All research outputs
#3,499,066
of 14,356,956 outputs
Outputs from Cochrane database of systematic reviews
#6,119
of 10,945 outputs
Outputs of similar age
#54,124
of 233,054 outputs
Outputs of similar age from Cochrane database of systematic reviews
#178
of 269 outputs
Altmetric has tracked 14,356,956 research outputs across all sources so far. Compared to these this one has done well and is in the 75th percentile: it's in the top 25% of all research outputs ever tracked by Altmetric.
So far Altmetric has tracked 10,945 research outputs from this source. They typically receive a lot more attention than average, with a mean Attention Score of 21.8. This one is in the 43rd percentile – i.e., 43% of its peers scored the same or lower than it.
Older research outputs will score higher simply because they've had more time to accumulate mentions. To account for age we can compare this Altmetric Attention Score to the 233,054 tracked outputs that were published within six weeks on either side of this one in any source. This one has done well, scoring higher than 76% of its contemporaries.
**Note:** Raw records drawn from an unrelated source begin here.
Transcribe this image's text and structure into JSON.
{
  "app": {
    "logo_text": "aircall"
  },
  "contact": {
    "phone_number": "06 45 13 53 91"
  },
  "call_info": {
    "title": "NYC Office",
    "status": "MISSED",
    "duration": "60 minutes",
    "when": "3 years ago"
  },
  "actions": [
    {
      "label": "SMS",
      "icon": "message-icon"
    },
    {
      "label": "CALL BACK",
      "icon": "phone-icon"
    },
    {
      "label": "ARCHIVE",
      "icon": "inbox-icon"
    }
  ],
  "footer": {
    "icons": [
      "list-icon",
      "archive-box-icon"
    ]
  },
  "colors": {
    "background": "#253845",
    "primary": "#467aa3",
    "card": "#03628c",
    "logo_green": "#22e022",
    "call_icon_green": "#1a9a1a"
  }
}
We're also able to compare this research output to 269 others from the same source and published within six weeks on either side of this one. This one is in the 33rd percentile – i.e., 33% of its contemporaries scored the same or lower than it.